From Guangzhou I took a boat to Xiamen – I was planning to continue to Fuzhou and Shanghai, but met a really nice family from Guangzhou on the boat and decided to spend some time with them. They spoke Cantonese among themselves and Mandarin to me, and I spoke mainly Mandarin to them with odd bits of Cantonese thrown in now and then. We stayed on Gulangyu, an island off Xiamen, then travelled by bus back to Guangzhou via Quanzhou. After an over-night bus trip I could barely walk because my ankles were all swelled up. The family I was with got me to hospital and made sure I saw a doctor, and after a day of rest I was fine.
I then flew to Kunming and then traveled by bus to Dali and Lijiang. While waiting for the bus in Kunming I got talking with a small group of people from Taiwan who were travelling together. They invited me to join them and we spent the next few days together. After returning to Kunming I traveled via Liuzhou and Yangshuo back to Guangzhou and then Hong Kong by train, bus and boat.

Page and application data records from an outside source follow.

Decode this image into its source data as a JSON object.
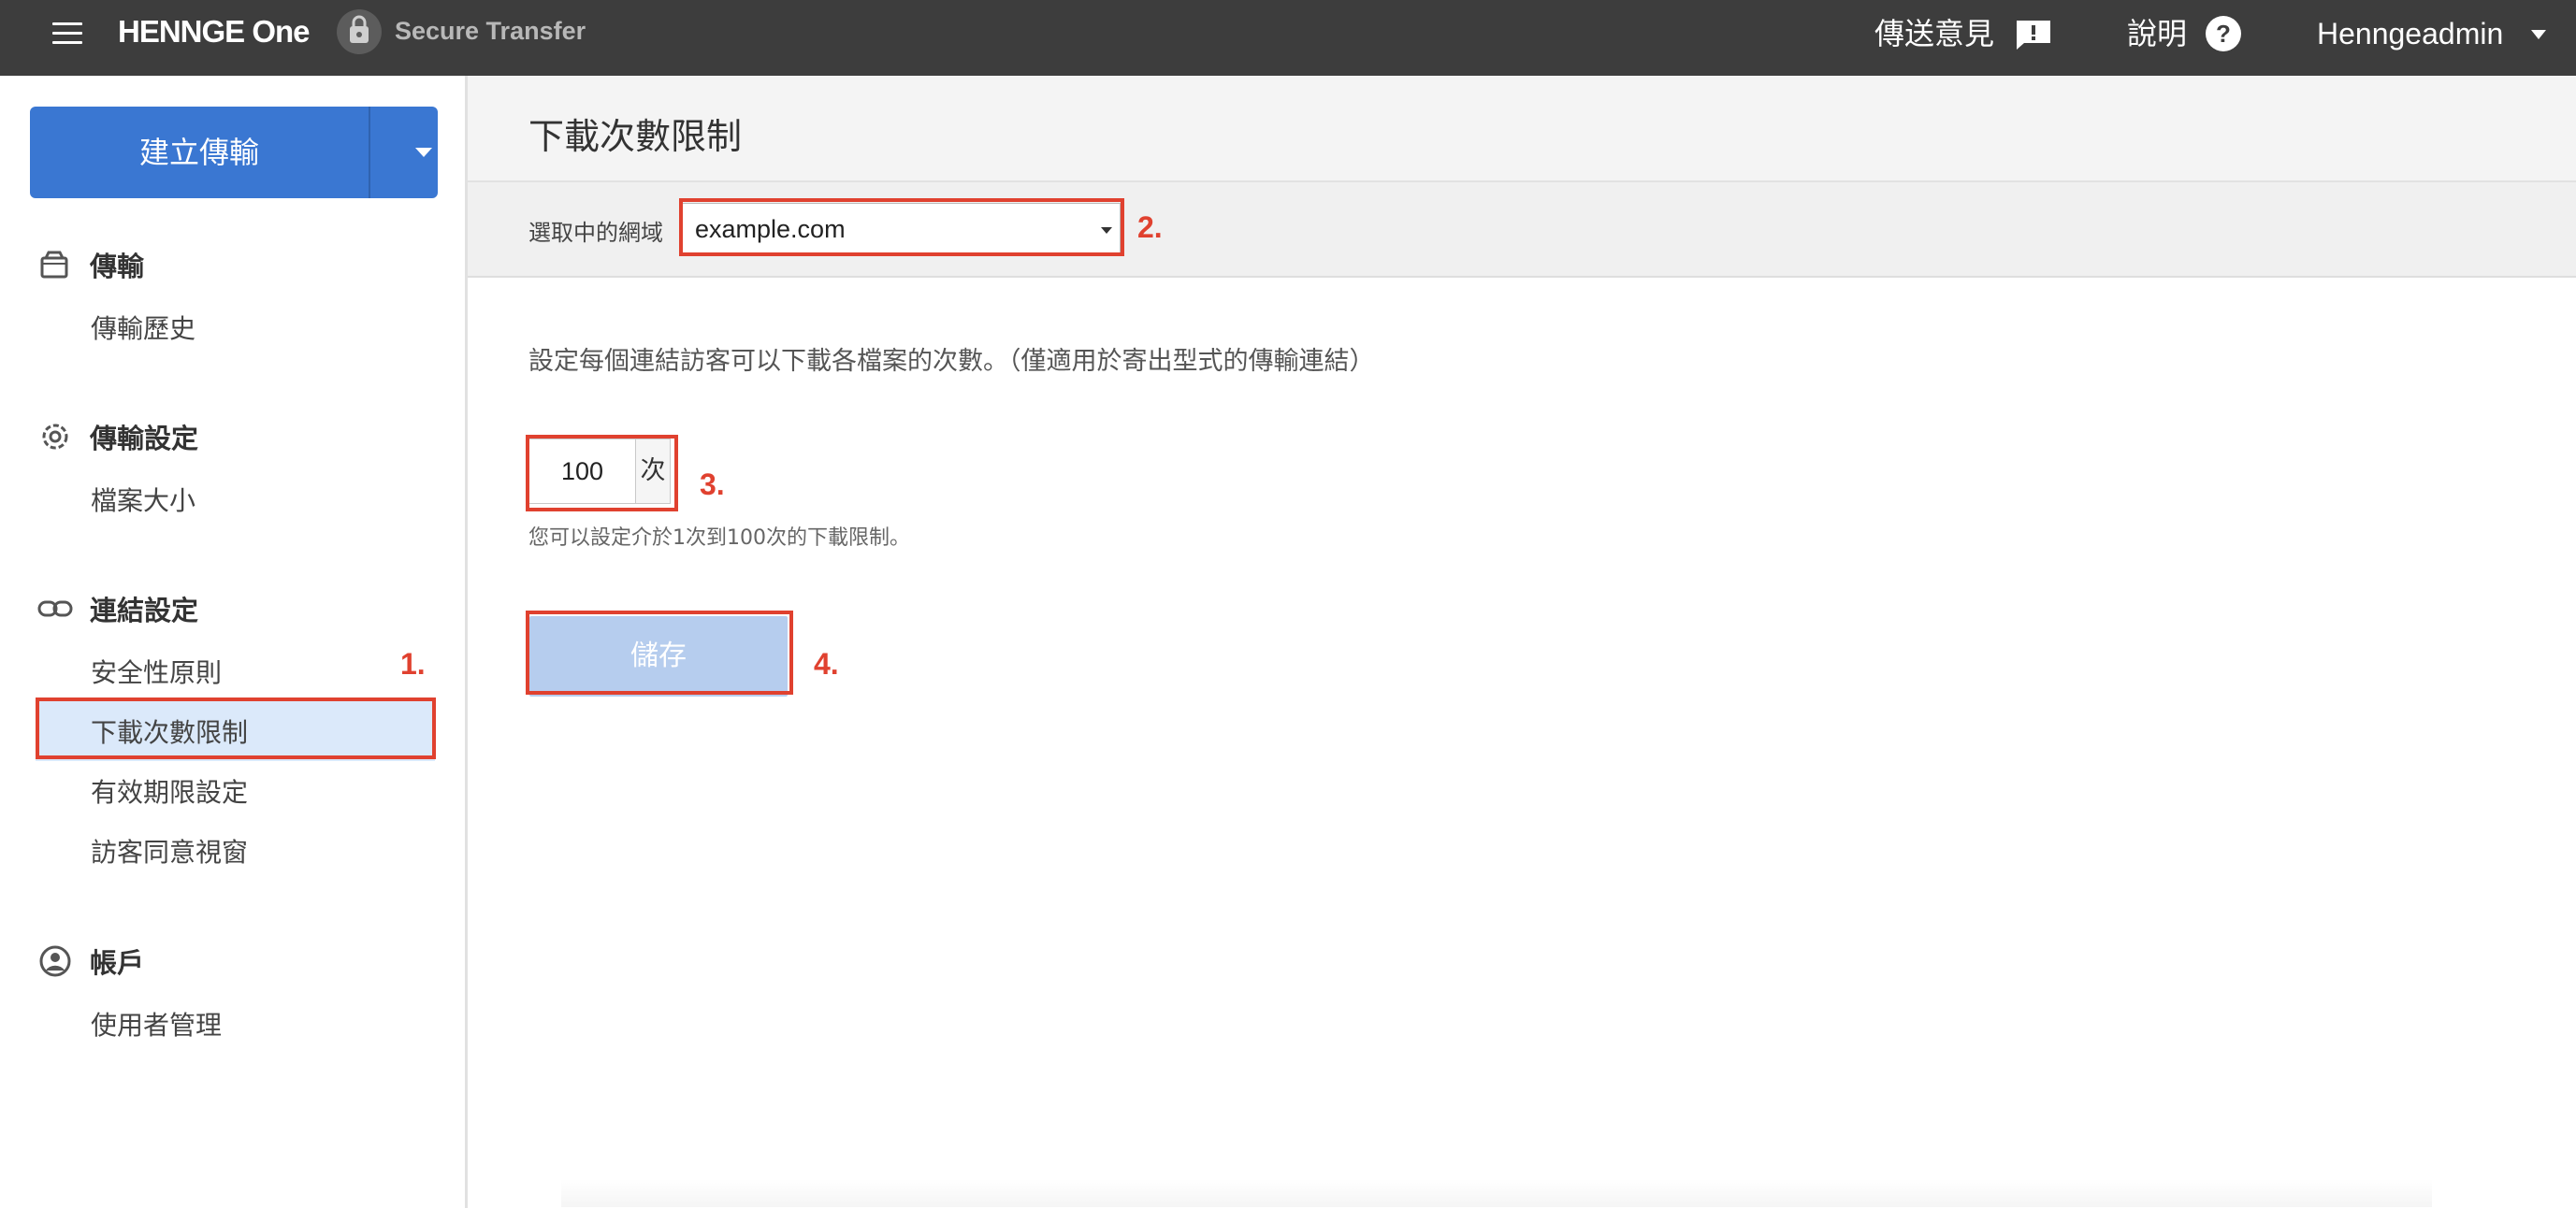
{
  "topbar": {
    "brand": "HENNGE One",
    "product": "Secure Transfer",
    "feedback_label": "傳送意見",
    "help_label": "說明",
    "user_label": "Henngeadmin",
    "icons": [
      "menu-icon",
      "feedback-icon",
      "help-icon",
      "chevron-down-icon"
    ]
  },
  "sidebar": {
    "create_button": "建立傳輸",
    "sections": [
      {
        "title": "傳輸",
        "icon": "package-icon",
        "items": [
          "傳輸歷史"
        ]
      },
      {
        "title": "傳輸設定",
        "icon": "gear-icon",
        "items": [
          "檔案大小"
        ]
      },
      {
        "title": "連結設定",
        "icon": "link-icon",
        "items": [
          "安全性原則",
          "下載次數限制",
          "有效期限設定",
          "訪客同意視窗"
        ]
      },
      {
        "title": "帳戶",
        "icon": "account-icon",
        "items": [
          "使用者管理"
        ]
      }
    ],
    "active_item": "下載次數限制"
  },
  "main": {
    "title": "下載次數限制",
    "domain_label": "選取中的網域",
    "domain_value": "example.com",
    "description": "設定每個連結訪客可以下載各檔案的次數。（僅適用於寄出型式的傳輸連結）",
    "count_value": "100",
    "count_unit": "次",
    "hint": "您可以設定介於1次到100次的下載限制。",
    "save_label": "儲存"
  },
  "annotations": [
    "1.",
    "2.",
    "3.",
    "4."
  ],
  "colors": {
    "topbar": "#3d3d3d",
    "primary": "#3a77d2",
    "active_bg": "#dbe9fa",
    "save_disabled": "#b6cdee",
    "annotation": "#e0412f"
  }
}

Although Chinese cities I visited were very crowded, noisy, dirty and not very attractive, the towns and villages, and the countryside, particularly in Yunnan and Guizhou were more attractive and interesting. The Chinese people I met were generally very friendly and helpful, and curious about a stray Mandarin-speaking foreigner. I enjoyed my adventures in China, but it was a relief to get back to Hong Kong.

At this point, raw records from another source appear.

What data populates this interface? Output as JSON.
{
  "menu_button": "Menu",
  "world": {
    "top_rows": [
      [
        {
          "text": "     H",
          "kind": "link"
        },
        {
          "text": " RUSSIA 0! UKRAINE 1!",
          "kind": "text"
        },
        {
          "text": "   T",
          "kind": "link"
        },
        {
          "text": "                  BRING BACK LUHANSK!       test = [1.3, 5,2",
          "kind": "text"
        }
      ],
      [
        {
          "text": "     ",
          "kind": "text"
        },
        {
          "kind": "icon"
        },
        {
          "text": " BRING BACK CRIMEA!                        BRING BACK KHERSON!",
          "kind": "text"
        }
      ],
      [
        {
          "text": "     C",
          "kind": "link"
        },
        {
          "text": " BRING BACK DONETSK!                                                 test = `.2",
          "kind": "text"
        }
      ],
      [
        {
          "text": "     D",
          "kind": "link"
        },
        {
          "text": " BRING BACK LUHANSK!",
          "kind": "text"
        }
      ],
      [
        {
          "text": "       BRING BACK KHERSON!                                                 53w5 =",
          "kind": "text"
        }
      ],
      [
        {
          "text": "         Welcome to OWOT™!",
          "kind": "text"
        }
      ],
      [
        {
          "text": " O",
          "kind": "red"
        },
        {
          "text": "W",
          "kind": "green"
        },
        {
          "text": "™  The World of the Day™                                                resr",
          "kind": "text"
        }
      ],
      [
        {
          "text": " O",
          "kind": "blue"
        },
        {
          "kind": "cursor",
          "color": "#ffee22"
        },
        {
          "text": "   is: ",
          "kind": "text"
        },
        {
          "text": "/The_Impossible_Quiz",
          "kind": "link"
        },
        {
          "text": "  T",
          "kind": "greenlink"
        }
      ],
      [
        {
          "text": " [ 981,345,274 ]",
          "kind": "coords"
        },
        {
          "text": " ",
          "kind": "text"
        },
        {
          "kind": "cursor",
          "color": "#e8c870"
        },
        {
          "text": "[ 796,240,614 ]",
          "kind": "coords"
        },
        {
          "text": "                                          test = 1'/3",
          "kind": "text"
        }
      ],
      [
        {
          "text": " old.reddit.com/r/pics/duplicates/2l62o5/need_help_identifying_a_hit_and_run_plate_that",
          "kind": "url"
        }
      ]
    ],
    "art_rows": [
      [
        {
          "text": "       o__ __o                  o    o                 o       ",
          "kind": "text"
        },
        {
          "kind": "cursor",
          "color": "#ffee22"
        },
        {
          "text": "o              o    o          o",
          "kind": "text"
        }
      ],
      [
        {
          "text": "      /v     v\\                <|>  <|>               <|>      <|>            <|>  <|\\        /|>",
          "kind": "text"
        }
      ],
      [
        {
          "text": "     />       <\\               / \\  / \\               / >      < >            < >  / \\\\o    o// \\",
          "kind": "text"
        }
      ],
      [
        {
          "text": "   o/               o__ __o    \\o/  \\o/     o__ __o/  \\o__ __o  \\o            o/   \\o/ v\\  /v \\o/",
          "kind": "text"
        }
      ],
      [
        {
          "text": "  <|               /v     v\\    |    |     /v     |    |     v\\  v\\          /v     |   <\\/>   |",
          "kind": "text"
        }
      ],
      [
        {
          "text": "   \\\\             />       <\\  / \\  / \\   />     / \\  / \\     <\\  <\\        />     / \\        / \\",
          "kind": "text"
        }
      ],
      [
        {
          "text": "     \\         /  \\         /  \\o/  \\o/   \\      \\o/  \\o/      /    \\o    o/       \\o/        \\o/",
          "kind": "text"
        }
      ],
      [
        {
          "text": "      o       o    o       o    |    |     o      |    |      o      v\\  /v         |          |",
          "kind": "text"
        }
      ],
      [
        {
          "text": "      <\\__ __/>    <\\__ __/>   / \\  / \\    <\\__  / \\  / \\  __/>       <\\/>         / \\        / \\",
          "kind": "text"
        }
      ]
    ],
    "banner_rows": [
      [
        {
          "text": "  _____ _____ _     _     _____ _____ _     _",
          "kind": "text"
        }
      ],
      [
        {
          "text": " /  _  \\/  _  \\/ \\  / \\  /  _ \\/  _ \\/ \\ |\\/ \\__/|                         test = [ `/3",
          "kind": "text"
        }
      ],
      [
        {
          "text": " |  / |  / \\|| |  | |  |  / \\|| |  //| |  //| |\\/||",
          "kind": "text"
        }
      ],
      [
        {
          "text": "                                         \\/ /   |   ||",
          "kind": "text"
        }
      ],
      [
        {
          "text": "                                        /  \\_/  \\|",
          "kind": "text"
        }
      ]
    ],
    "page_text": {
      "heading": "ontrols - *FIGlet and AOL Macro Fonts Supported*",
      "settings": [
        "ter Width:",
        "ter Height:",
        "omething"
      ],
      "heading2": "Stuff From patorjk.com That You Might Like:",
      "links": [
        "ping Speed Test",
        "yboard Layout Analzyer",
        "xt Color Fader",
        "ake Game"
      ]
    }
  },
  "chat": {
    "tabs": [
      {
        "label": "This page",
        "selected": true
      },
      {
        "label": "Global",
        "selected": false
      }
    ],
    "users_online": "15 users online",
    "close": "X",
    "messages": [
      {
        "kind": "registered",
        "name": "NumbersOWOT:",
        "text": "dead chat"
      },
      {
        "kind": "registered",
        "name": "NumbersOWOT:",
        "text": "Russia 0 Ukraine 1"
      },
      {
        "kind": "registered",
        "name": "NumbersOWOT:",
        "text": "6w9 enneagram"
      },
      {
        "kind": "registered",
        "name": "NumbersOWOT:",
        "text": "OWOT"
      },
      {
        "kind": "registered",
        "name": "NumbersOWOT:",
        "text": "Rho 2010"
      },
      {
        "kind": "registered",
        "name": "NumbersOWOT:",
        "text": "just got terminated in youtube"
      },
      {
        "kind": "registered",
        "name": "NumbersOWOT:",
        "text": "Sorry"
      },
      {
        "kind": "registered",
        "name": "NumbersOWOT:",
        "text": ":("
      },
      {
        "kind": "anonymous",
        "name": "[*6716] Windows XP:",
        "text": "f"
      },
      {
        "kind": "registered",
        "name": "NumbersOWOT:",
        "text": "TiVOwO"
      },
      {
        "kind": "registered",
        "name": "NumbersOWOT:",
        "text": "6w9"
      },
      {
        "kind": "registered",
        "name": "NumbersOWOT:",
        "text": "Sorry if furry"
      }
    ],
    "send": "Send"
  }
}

What does the Chinese language reveal about its people? Is its structure a reflection of social or behavioural habits in China?
The fact that Chinese is written with characters rather than an alphabetic script suggests that there is a strong conservative streak within Chinese culture. There have been attempts to replace the characters with the Latin alphabet, but they did not have sufficient support. I suspect that many Chinese people are secretly proud that foreigners find written Chinese so difficult to learn.
The structure of Chinese characters and words can reveal things about the way Chinese people think, at least the way they thought when the characters were devised. For example the character for man (男 nán) consists of a field and a plough; and peace/safe (安 ān) is a woman under a roof. Only a small proportion of characters are structured like this, however – the majority combine a phonetic component, which gives you a clue to the pronunciation, and a semantic component, which gives you a hint about the meaning.
It’s hard to say whether the structure of Chinese languages is a reflection of Chinese social and behavioural habits.
Tell us about your blog and what you do.
My blog, www.omniglot.com/blog/, is a place where I write about language, linguistics, interesting words and phrases I come across, language learning, and other language-related topics. I post two or three times a week, and on Sundays I post a recording in a mystery language which readers are invited to identify.
Give our readers 3 essential tips for learning Mandarin
1. Spend as much time as you can listening to the language – online radio, podcasts, audio books, language lessons, etc- and try to get your pronunciation as close as possible to that of native speakers. The tones are important, but so the pronunciation of words and sentences. The better your pronunciation, the easier it will be for Chinese speakers to understand you, and for you to understand them.
2. Learn the vocabulary you need to talk about things that are important to you and that interest you.
3. Practise speaking whenever you can.
Which other language would you like to learn in the future?
I’d like to learn one or more Scandinavian languages – Swedish, Norwegian and/or Danish, and maybe Swahili.